Why bother?

1) Citrix Security people are paranoid and just want dev folks to write extra code

2) Prevents users from even seeing applications that are not published to them.

The answer is “2”.

XenApp Server side execution

All this DACL stuff happens whether stream to client or stream to server, but the dacl benefit is important mostly for the server side case.  If there are 50 users on a XenApp server and only 10 of them have access to “very secret application”, then only that specific set of 10 people will be able to even SEE the executable, much less run it.  Compare this to locally installing the “very secret application”, where users can see the program files space for the application even if it isn’t published to them.  In the streaming case, they can’t see it in program files, and they cannot see it in the RadeCache.

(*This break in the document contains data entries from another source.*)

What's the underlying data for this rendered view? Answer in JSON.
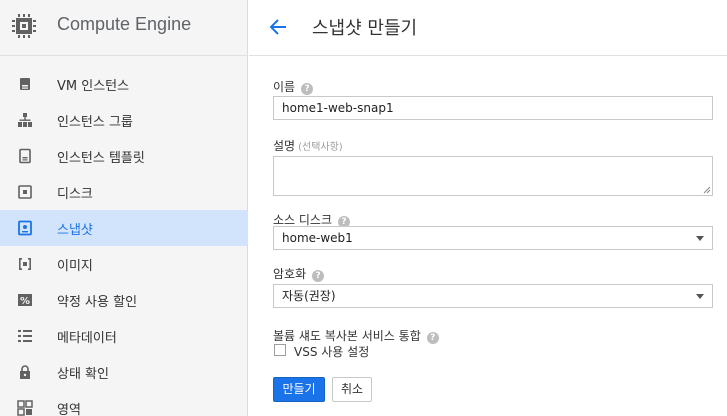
{
  "app": {
    "title": "Compute Engine"
  },
  "sidebar": {
    "items": [
      {
        "label": "VM 인스턴스",
        "icon": "vm-instance-icon",
        "active": false
      },
      {
        "label": "인스턴스 그룹",
        "icon": "instance-group-icon",
        "active": false
      },
      {
        "label": "인스턴스 템플릿",
        "icon": "instance-template-icon",
        "active": false
      },
      {
        "label": "디스크",
        "icon": "disk-icon",
        "active": false
      },
      {
        "label": "스냅샷",
        "icon": "snapshot-icon",
        "active": true
      },
      {
        "label": "이미지",
        "icon": "image-icon",
        "active": false
      },
      {
        "label": "약정 사용 할인",
        "icon": "percent-icon",
        "active": false
      },
      {
        "label": "메타데이터",
        "icon": "metadata-icon",
        "active": false
      },
      {
        "label": "상태 확인",
        "icon": "lock-icon",
        "active": false
      },
      {
        "label": "영역",
        "icon": "zones-icon",
        "active": false
      }
    ]
  },
  "header": {
    "title": "스냅샷 만들기"
  },
  "form": {
    "name": {
      "label": "이름",
      "value": "home1-web-snap1"
    },
    "description": {
      "label": "설명",
      "optional": "(선택사항)",
      "value": ""
    },
    "source_disk": {
      "label": "소스 디스크",
      "value": "home-web1"
    },
    "encryption": {
      "label": "암호화",
      "value": "자동(권장)"
    },
    "vss": {
      "label": "볼륨 섀도 복사본 서비스 통합",
      "checkbox_label": "VSS 사용 설정",
      "checked": false
    },
    "create_label": "만들기",
    "cancel_label": "취소"
  },
  "colors": {
    "accent": "#1a73e8",
    "active_bg": "#d2e3fc",
    "sidebar_bg": "#f5f5f5"
  }
}
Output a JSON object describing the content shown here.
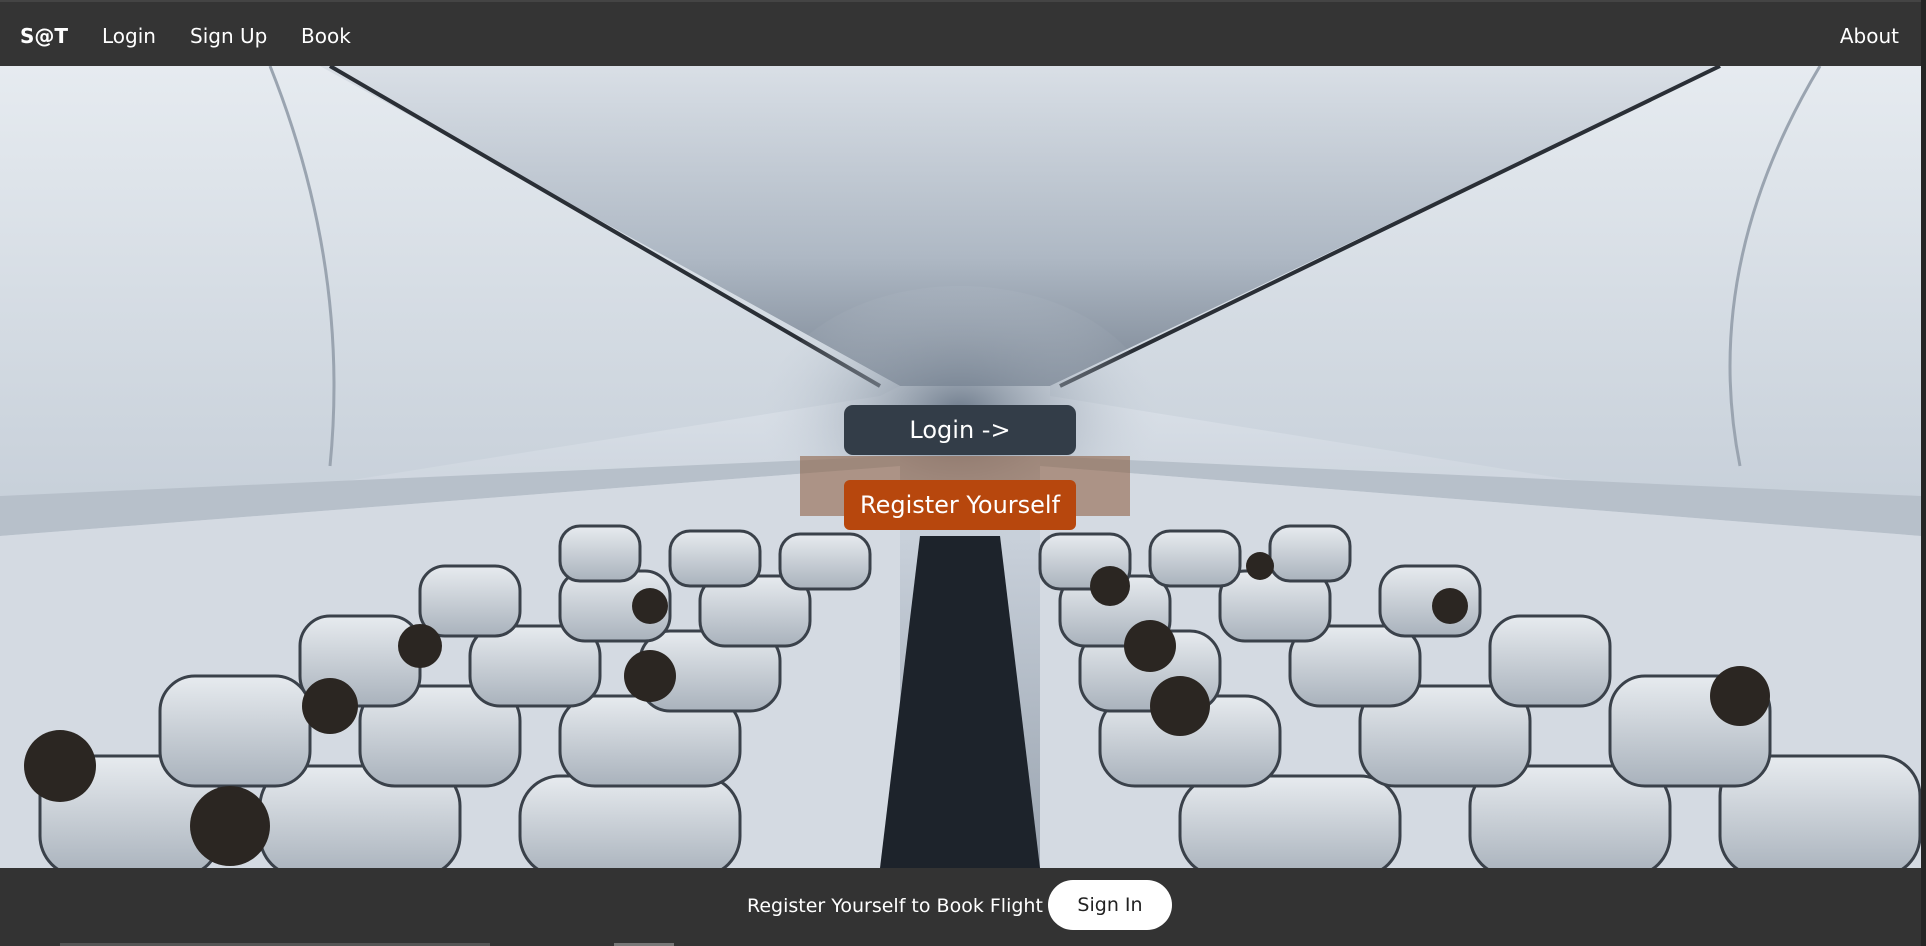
{
  "navbar": {
    "brand": "S@T",
    "links": {
      "login": "Login",
      "signup": "Sign Up",
      "book": "Book",
      "about": "About"
    }
  },
  "hero": {
    "image_subject": "airplane cabin interior with passengers seated",
    "login_button": "Login ->",
    "register_button": "Register Yourself"
  },
  "footer": {
    "text": "Register Yourself to Book Flight",
    "signin_button": "Sign In"
  },
  "colors": {
    "navbar_bg": "#343434",
    "login_button_bg": "#333d48",
    "register_button_bg": "#b7470d",
    "footer_bg": "#333333",
    "signin_button_bg": "#ffffff"
  }
}
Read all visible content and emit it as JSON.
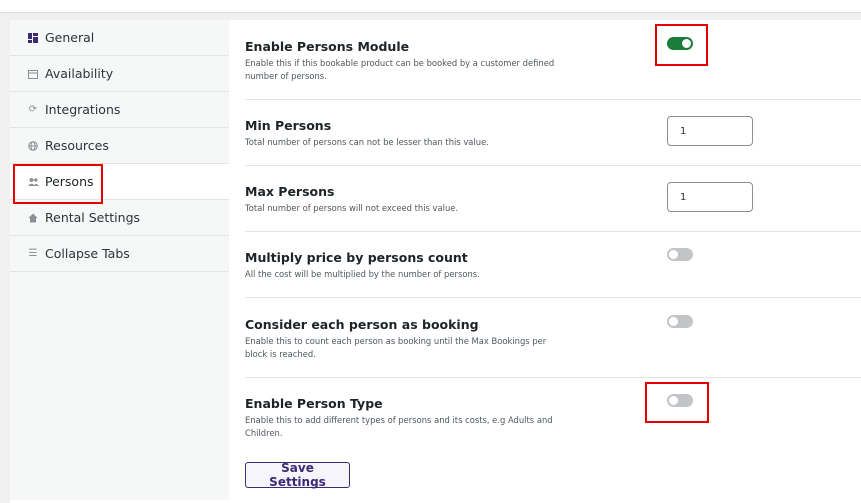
{
  "sidebar": {
    "items": [
      {
        "label": "General",
        "icon": "grid-icon"
      },
      {
        "label": "Availability",
        "icon": "calendar-icon"
      },
      {
        "label": "Integrations",
        "icon": "sync-icon"
      },
      {
        "label": "Resources",
        "icon": "globe-icon"
      },
      {
        "label": "Persons",
        "icon": "persons-icon",
        "active": true
      },
      {
        "label": "Rental Settings",
        "icon": "home-icon"
      },
      {
        "label": "Collapse Tabs",
        "icon": "list-icon"
      }
    ]
  },
  "settings": {
    "enable_persons": {
      "title": "Enable Persons Module",
      "desc": "Enable this if this bookable product can be booked by a customer defined number of persons.",
      "enabled": true
    },
    "min_persons": {
      "title": "Min Persons",
      "desc": "Total number of persons can not be lesser than this value.",
      "value": "1"
    },
    "max_persons": {
      "title": "Max Persons",
      "desc": "Total number of persons will not exceed this value.",
      "value": "1"
    },
    "multiply_price": {
      "title": "Multiply price by persons count",
      "desc": "All the cost will be multiplied by the number of persons.",
      "enabled": false
    },
    "person_as_booking": {
      "title": "Consider each person as booking",
      "desc": "Enable this to count each person as booking until the Max Bookings per block is reached.",
      "enabled": false
    },
    "person_type": {
      "title": "Enable Person Type",
      "desc": "Enable this to add different types of persons and its costs, e.g Adults and Children.",
      "enabled": false
    }
  },
  "save_label": "Save Settings",
  "colors": {
    "accent": "#3c2a78",
    "toggle_on": "#1b7d3a",
    "highlight": "#e60000"
  }
}
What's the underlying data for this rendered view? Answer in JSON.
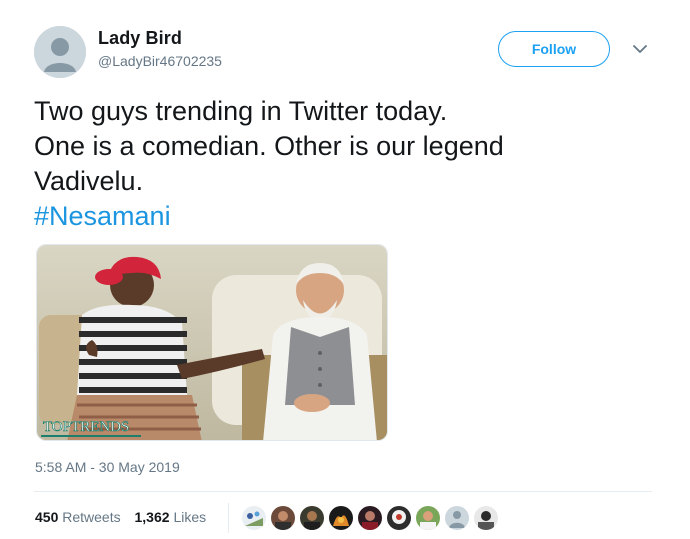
{
  "author": {
    "display_name": "Lady Bird",
    "handle": "@LadyBir46702235",
    "avatar_icon": "default-avatar-icon"
  },
  "header": {
    "follow_label": "Follow",
    "menu_icon": "chevron-down-icon"
  },
  "tweet": {
    "lines": [
      "Two guys trending in Twitter today.",
      "One is a comedian. Other is our legend",
      "Vadivelu."
    ],
    "hashtag": "#Nesamani",
    "media": {
      "watermark": "TOPTRENDS"
    },
    "timestamp": "5:58 AM - 30 May 2019"
  },
  "stats": {
    "retweets_count": "450",
    "retweets_label": "Retweets",
    "likes_count": "1,362",
    "likes_label": "Likes"
  },
  "colors": {
    "accent": "#1da1f2",
    "hashtag": "#1b95e0",
    "secondary_text": "#657786",
    "primary_text": "#14171a",
    "divider": "#e6ecf0"
  }
}
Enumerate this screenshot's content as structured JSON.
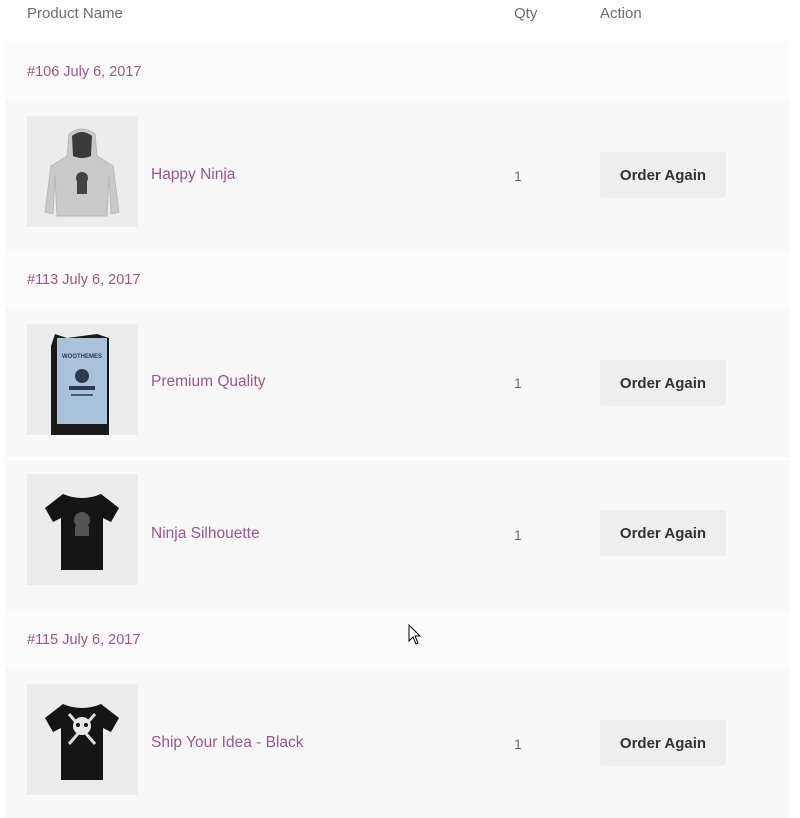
{
  "header": {
    "product_name": "Product Name",
    "qty": "Qty",
    "action": "Action"
  },
  "orders": [
    {
      "label": "#106 July 6, 2017",
      "items": [
        {
          "name": "Happy Ninja",
          "qty": "1",
          "button": "Order Again",
          "thumb_icon": "hoodie-icon"
        }
      ]
    },
    {
      "label": "#113 July 6, 2017",
      "items": [
        {
          "name": "Premium Quality",
          "qty": "1",
          "button": "Order Again",
          "thumb_icon": "poster-icon"
        },
        {
          "name": "Ninja Silhouette",
          "qty": "1",
          "button": "Order Again",
          "thumb_icon": "tshirt-icon"
        }
      ]
    },
    {
      "label": "#115 July 6, 2017",
      "items": [
        {
          "name": "Ship Your Idea - Black",
          "qty": "1",
          "button": "Order Again",
          "thumb_icon": "skull-tshirt-icon"
        }
      ]
    }
  ],
  "colors": {
    "link": "#96588a",
    "button_bg": "#eeeeee",
    "row_bg": "#f8f8f8"
  }
}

What about the file server?

The Application Hub holds the executable content and making things secret means that users must be restricted from seeing things on the Application Hub in addition to the execution machine.  Admins I have queried on this have replied “simple, I use the same groups to publish applications as I do for granting read access to the sub-directories on the Application Hub”.

This is why the profiles are all stored as sub-directories off of the root of the “profiles”.  Everything related to a given profile is in a single directory.  This creates an extra step to find the .profile in the streaming profiler file open dialog, but it really helps to simplify the DACL management.  This is also why the Streaming Profiler doesn’t let you enter the full path to the “save to” location.  The use of “profilename\profilename.profile” is required for this to work, so the streaming profiler prevents you from using other forms when saving.

Joe Nord

Product Architect – Application Streaming